Lifehacker recently posted an ~EIGHT PAGEwalkthrough on how to set up such a proxy at home.

This is entirely too complicated. Not only is it a long walkthrough, but your traffic is still unencrypted. Unless your school, work or other bought their filter technology more than 4 years or so ago, they can still see the header of your packets and where they’re headed. Even if you have a proxy set up remotely, they’ll still see that the request is eventually headed to, say, facebook, and will break the connection. No, you have to encrypt the ENTIRE stream.

Let me be perfectly clear: for the purpose they’re using, proxies are just simply not the way to go. It’s like killing a fly with a High-Yield Tactical Nuke. Yeah, it will get the job done, but damn is it excessive.

Proxy servers are intended to, among other things, provide network administrators a way to REQUIRE users to authenticate to their proxy server before being even let out to the internet. Most employers do this, and schools are starting to. This helps to ensure that only authorized users are using the internet at the location, and that all that activity is logged. Proxy servers also cache content from sites that users go to often, so that the content doesn’t have to be downloaded fresh every time someone navigates to the site.

Using a proxy server to get past a firewall may work some of the time, but your employer will still be able to see that the request will eventually be forwarded to facebook, myspace, piratebay, or wherever you’re going, EVEN IF THE SITE IS USING SSL (https)! Network traffic is transmitted in packets, and when you send a request to a site that uses HTTPS, the part of the packet that contains the information you’re transmitting is encrypted, but the part that says where that packet is headed IS NOT ENCRYPTED. This could mean one of two things for you; either your network admin is smart, and has a firewall that reads these “packet headers” and denies them regardless of whether or not they’re headed to a proxy first, or keeps this header in the internet logs, which could lead to consequences. Or both. More than likely both. Yeah….both.

Now that you know the problem, you want to know how to encrypt the header part too, right? Right! How do we do that?

SSH is all you need. Most of you are familiar with it and for those that aren’t, google it. This isn’t a walkthrough of how to do it, there are plenty out there, take this one for example. However, I will briefly explain how this is highly preferred to using a proxy.

This is done with a simple SSH server, can be a laptop, or thin client if you’re concerned with power consumption.

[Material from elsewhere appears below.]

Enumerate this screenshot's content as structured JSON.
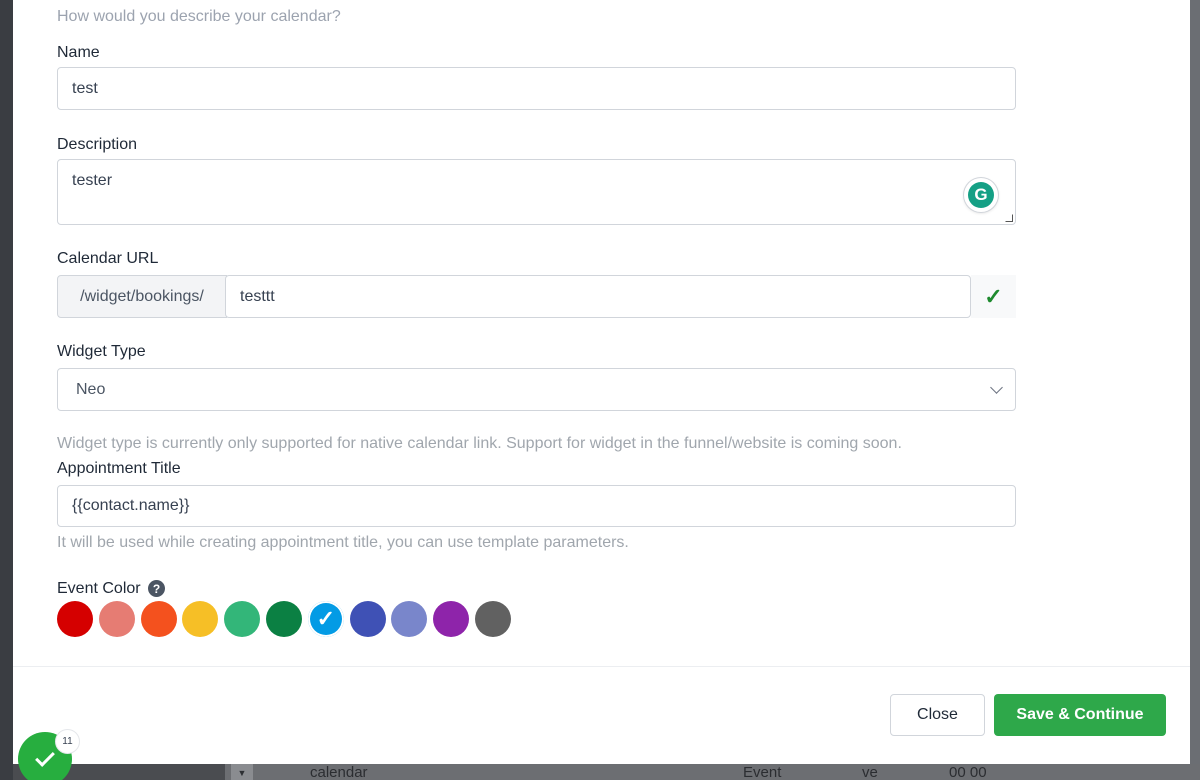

Just google “breaking firewalls with puTTY” and you’ll get results. Proxies are nice, but most of the time they’re complicated, and don’t really get the job done. This way, your employer, or school IT staff cannot possibly see what you’re doing.

They can, however, see how much bandwidth your encrypted session is using, so don’t do anything bandwidth-intensive. Staying low-key is the name of the game. But if you’re careful, you’ll be emulating the internet connection that serves your SSH server.

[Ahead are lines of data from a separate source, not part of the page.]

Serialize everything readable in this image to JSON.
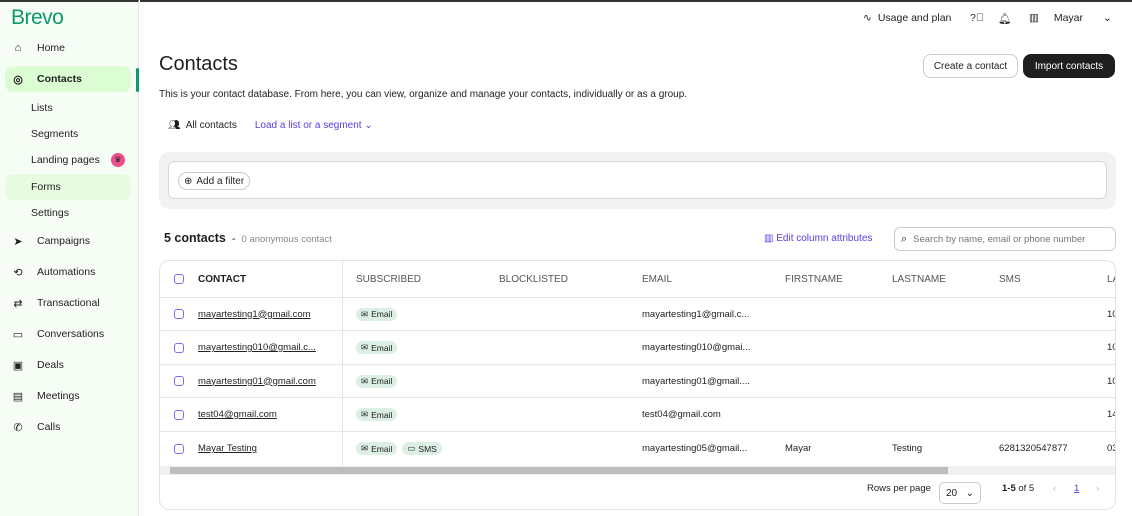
{
  "sidebar": {
    "logo": "Brevo",
    "items": [
      {
        "label": "Home",
        "icon": "home-icon",
        "glyph": "⌂"
      },
      {
        "label": "Contacts",
        "icon": "user-circle-icon",
        "glyph": "◎"
      },
      {
        "label": "Lists"
      },
      {
        "label": "Segments"
      },
      {
        "label": "Landing pages",
        "badge": "crown-icon"
      },
      {
        "label": "Forms"
      },
      {
        "label": "Settings"
      },
      {
        "label": "Campaigns",
        "icon": "send-icon",
        "glyph": "➤"
      },
      {
        "label": "Automations",
        "icon": "automation-icon",
        "glyph": "⟲"
      },
      {
        "label": "Transactional",
        "icon": "arrows-icon",
        "glyph": "⇄"
      },
      {
        "label": "Conversations",
        "icon": "chat-icon",
        "glyph": "▭"
      },
      {
        "label": "Deals",
        "icon": "deals-icon",
        "glyph": "▣"
      },
      {
        "label": "Meetings",
        "icon": "calendar-icon",
        "glyph": "▤"
      },
      {
        "label": "Calls",
        "icon": "phone-icon",
        "glyph": "✆"
      }
    ]
  },
  "topbar": {
    "usage": "Usage and plan",
    "account": "Mayar"
  },
  "page": {
    "title": "Contacts",
    "description": "This is your contact database. From here, you can view, organize and manage your contacts, individually or as a group.",
    "create": "Create a contact",
    "import": "Import contacts"
  },
  "tabs": {
    "all": "All contacts",
    "load": "Load a list or a segment"
  },
  "filter": {
    "add": "Add a filter"
  },
  "summary": {
    "count": "5 contacts",
    "sep": "-",
    "anon": "0 anonymous contact",
    "edit": "Edit column attributes",
    "search_placeholder": "Search by name, email or phone number"
  },
  "table": {
    "headers": [
      "CONTACT",
      "SUBSCRIBED",
      "BLOCKLISTED",
      "EMAIL",
      "FIRSTNAME",
      "LASTNAME",
      "SMS",
      "LA"
    ],
    "rows": [
      {
        "contact": "mayartesting1@gmail.com",
        "subs": [
          "Email"
        ],
        "email": "mayartesting1@gmail.c...",
        "first": "",
        "last": "",
        "sms": "",
        "extra": "10"
      },
      {
        "contact": "mayartesting010@gmail.c...",
        "subs": [
          "Email"
        ],
        "email": "mayartesting010@gmai...",
        "first": "",
        "last": "",
        "sms": "",
        "extra": "10"
      },
      {
        "contact": "mayartesting01@gmail.com",
        "subs": [
          "Email"
        ],
        "email": "mayartesting01@gmail....",
        "first": "",
        "last": "",
        "sms": "",
        "extra": "10"
      },
      {
        "contact": "test04@gmail.com",
        "subs": [
          "Email"
        ],
        "email": "test04@gmail.com",
        "first": "",
        "last": "",
        "sms": "",
        "extra": "14"
      },
      {
        "contact": "Mayar Testing",
        "subs": [
          "Email",
          "SMS"
        ],
        "email": "mayartesting05@gmail...",
        "first": "Mayar",
        "last": "Testing",
        "sms": "6281320547877",
        "extra": "03"
      }
    ]
  },
  "pagination": {
    "rows_label": "Rows per page",
    "rows_value": "20",
    "range": "1-5",
    "of": "of 5",
    "page": "1"
  },
  "colors": {
    "brand": "#0b996e",
    "accent": "#5a3ee0",
    "active_nav": "#dcfcd4"
  }
}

Putty

First, using something like puTTY as a local proxy that passes all requests FULLY ENCRYPTED straight from your laptop to your SSH server is much easier to set up. Most linux distros have an SSH server installed already, you just need to turn it on. Try out ClearOS, its a great RHEL-based server OS. Once you have that server exposed to the internet, its a couple of steps to allow puTTY to tunnel requests that use a port of your choosing.

Second, your network admin can’t see what you’re doing unless he can see your screen (or if he can hack SSH, not an easy task, I assure you). The only thing they can see is how much bandwidth your session is using. If it gets excessive, they can see where on their network it’s coming from and take action accordingly. That said, don’t be crazy with this. Being able to get on Youtube, Hulu, Netflix, Pandora, Slacker, etc can be tempting if those sites were previously blocked, but doing so may arouse some suspicion.

In conclusion, if you look at the walkthrough I linked to, you’ll see that this process is not only TONS easier, but it actually gets the job done. Please consider trying this out before using a proxy.


Matt Oswalt

Matt Oswalt is an all-around technology nerd, currently focusing on networking, software development, and everything in between. He is at his happiest in front of a keyboard, next to a brewing kettle, or wielding his silo-smashing sledgehammer. He spends his days diving deep into the intersection of networking and software, and likes to blog about his experiences when he comes up for air. You can follow him on Twitter or LinkedIN.